New federal report shows an 80 percent decline in larger sage-capercaillie populations

New federal report shows an 80 percent decline in larger sage-capercaillie populations

This new science should ring alarm bells whether or not you’ve heard of mugwort or sage, ”said Brian Rutledge, director of the National Audubon Society’s Sagebrush Ecosystem Initiative. “These birds are found in 11 western states and are a reliable indicator of how other wildlife and the larger ecosystem are doing. It is clear they need help. “

The United State Geological Survey (USGS) published a landmark report today This shows that big game chicken populations have declined 80 percent since 1965, a more dramatic decline than previously thought. There are more than 350 different types of wildlife and plants, as well as hunters, ranchers, and entire communities that depend on a healthy mugwort steppe.

Between invasive species, forest fires and unbridled development, it is clear that we have an emergency in the west, ”Rutledge said. In today’s report, USGS also presented its Targeted annual warning system. “IInformation is power and now we have an important tool that we can use to effectively focus conservation efforts, ”said Rutledge. Thank God. This bird and ecosystem need all the help they can get now. “

Great Sage Grouse, Copyright Bill Schmoker, from the Surfbirds Galleries

In 2015, stakeholders from across the West put politics aside and agreed to save this landscape – an agreement that the last government ignored and undermined. A Audubon report from July 2019Along with the National Wildlife Federation and Wilderness Society, there has been a significant increase in leasing and drilling approved in the habitat of the sage grouse, although the 2015 BLM plans mandated prioritization of development outside the habitat of the sage grouse was.
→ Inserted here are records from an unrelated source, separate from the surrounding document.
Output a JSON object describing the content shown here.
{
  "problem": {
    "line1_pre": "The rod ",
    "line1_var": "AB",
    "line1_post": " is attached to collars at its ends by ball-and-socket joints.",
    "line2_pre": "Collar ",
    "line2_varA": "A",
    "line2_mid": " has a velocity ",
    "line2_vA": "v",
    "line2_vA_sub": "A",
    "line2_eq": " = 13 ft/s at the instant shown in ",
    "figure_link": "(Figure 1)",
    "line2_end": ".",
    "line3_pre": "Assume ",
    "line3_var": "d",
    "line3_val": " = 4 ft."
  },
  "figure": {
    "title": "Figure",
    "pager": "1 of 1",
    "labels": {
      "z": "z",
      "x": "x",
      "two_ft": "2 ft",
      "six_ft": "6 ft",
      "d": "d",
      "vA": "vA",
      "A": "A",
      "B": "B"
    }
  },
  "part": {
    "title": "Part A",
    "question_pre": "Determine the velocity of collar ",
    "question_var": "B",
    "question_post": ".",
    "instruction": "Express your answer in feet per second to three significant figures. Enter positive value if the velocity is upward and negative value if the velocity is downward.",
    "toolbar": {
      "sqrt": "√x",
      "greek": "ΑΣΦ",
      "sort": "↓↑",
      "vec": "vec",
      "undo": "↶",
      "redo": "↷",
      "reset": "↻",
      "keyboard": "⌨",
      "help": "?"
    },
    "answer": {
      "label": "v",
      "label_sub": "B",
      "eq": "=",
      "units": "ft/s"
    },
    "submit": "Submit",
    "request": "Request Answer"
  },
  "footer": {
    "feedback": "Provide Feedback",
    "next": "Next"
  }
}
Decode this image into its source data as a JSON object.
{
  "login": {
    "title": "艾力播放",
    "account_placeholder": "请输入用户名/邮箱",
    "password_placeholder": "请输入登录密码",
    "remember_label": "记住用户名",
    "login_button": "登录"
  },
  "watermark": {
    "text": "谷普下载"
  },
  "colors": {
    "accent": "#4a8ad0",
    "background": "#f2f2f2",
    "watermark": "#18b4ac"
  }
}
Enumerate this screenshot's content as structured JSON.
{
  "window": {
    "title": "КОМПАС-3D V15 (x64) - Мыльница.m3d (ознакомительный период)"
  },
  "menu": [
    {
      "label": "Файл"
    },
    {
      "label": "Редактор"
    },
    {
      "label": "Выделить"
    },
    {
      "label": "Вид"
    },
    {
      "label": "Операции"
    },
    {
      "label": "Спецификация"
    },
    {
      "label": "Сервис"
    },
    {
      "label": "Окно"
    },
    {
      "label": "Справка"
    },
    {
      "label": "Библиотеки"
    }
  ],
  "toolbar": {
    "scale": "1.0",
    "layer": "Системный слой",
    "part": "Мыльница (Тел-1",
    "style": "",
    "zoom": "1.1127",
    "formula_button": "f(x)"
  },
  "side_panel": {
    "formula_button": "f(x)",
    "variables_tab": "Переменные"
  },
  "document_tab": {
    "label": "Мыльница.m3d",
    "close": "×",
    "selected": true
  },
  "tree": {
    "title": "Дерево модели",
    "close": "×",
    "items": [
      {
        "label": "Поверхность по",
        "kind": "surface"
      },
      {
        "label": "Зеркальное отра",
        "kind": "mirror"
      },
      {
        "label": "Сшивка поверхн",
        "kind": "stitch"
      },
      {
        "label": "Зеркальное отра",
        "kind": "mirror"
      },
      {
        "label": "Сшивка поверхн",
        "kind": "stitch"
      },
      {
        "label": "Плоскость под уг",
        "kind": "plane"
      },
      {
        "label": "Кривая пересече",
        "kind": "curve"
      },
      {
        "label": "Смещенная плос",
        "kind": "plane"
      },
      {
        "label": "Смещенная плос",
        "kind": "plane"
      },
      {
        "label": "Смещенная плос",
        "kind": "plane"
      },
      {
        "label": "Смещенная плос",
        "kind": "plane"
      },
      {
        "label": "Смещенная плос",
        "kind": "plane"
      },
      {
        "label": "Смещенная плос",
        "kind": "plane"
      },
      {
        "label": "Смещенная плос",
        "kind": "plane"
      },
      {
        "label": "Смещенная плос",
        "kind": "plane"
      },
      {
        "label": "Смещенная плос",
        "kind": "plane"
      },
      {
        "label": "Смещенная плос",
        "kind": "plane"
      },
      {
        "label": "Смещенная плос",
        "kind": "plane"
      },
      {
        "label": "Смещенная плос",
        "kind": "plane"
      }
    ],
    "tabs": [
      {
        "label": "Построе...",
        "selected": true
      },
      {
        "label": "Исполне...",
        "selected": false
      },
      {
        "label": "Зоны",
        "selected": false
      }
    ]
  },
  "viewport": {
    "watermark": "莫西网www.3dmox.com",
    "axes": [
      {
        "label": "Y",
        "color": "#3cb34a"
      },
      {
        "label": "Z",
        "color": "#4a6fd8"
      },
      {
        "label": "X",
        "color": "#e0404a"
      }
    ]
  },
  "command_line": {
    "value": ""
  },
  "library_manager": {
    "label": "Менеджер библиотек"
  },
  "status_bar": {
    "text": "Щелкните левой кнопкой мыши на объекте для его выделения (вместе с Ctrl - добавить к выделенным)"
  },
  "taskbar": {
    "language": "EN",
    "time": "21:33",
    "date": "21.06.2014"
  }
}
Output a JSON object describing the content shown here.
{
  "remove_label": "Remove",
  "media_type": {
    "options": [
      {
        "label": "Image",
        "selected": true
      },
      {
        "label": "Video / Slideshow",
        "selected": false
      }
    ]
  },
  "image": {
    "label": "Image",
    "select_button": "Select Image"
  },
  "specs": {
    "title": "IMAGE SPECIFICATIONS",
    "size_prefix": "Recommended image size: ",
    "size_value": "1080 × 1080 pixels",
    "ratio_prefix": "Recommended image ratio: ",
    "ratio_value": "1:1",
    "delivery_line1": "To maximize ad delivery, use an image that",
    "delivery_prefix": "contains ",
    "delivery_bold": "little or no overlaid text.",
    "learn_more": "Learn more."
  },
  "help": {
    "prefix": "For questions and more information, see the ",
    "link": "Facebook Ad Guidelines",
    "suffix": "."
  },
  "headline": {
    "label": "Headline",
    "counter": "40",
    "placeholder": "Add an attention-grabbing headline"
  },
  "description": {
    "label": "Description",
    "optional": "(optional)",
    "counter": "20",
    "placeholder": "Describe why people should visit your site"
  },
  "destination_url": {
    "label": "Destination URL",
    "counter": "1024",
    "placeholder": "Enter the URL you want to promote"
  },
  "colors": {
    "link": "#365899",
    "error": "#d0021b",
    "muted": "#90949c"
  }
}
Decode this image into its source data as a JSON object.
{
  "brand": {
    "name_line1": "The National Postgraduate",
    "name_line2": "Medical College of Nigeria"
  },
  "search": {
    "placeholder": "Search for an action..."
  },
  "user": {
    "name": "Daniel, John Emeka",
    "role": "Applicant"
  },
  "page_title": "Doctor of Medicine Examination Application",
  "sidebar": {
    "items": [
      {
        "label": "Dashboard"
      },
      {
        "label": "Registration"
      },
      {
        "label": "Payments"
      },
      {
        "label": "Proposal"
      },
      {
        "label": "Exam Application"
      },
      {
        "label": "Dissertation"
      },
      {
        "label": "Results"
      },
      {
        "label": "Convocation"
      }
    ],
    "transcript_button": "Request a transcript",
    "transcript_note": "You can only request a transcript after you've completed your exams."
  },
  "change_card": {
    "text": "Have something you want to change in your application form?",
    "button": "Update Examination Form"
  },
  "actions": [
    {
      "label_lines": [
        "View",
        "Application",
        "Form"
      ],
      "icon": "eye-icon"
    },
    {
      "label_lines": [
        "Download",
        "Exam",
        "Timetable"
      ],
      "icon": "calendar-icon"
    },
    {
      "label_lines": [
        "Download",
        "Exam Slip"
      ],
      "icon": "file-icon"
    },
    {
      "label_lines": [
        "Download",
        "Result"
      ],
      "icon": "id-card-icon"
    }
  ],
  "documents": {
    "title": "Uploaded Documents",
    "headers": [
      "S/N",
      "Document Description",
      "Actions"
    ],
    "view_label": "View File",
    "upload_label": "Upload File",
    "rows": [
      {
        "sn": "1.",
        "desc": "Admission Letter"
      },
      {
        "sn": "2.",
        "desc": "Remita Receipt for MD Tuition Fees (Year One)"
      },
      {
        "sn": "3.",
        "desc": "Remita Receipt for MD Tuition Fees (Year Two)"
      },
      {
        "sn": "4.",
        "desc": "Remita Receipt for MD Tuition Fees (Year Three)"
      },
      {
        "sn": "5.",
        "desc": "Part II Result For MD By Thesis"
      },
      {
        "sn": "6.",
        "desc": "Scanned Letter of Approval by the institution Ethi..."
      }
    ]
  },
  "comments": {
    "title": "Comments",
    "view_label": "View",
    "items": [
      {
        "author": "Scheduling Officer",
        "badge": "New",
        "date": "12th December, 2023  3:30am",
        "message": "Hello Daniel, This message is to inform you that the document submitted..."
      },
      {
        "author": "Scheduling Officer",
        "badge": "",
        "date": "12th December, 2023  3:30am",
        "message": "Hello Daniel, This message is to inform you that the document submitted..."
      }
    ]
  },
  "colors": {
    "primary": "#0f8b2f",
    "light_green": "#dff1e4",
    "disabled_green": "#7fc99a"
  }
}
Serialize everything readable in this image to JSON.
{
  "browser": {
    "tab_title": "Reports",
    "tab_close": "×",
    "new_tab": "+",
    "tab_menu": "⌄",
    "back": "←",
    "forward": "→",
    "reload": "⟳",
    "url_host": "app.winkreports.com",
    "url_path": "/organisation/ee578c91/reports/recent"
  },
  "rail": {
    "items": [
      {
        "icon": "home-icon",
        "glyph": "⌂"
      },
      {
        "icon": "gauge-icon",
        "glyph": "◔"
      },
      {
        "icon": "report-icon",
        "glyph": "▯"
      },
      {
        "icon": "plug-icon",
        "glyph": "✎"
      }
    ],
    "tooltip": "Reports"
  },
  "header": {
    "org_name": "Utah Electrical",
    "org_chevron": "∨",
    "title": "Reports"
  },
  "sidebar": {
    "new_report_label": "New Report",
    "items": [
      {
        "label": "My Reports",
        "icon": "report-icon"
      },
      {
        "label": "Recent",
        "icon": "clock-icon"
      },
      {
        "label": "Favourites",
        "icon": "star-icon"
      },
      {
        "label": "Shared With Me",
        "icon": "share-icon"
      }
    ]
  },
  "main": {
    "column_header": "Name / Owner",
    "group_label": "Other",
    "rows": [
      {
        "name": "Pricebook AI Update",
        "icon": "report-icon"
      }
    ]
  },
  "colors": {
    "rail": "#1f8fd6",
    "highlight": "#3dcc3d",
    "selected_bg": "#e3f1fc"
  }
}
This report follows another report that USGS released earlier this monthSagebrush Conservation Strategy – Challenges for Sagebrush Conservation. This comprehensive report, produced in collaboration with the Western Association of Fish and Wildlife Agencies, the Bureau of Land Management, and the US Fish and Wildlife Service, highlighted the loss and deterioration of the mugwort ecosystem. “Today we’re seeing additional science showing alarming declines of an iconic bird that is completely dependent on this ecosystem,” Rutledge said.

“This is the ultimate call to action so that our leaders work together and that Congress invest in restoring the mugwort ecosystem. We have a lot at stake, but if we act quickly, we will have an opportunity not only to save the sage, but also to restore and rebuild the sagebrush land, all while creating new jobs for the people who make it back home call. “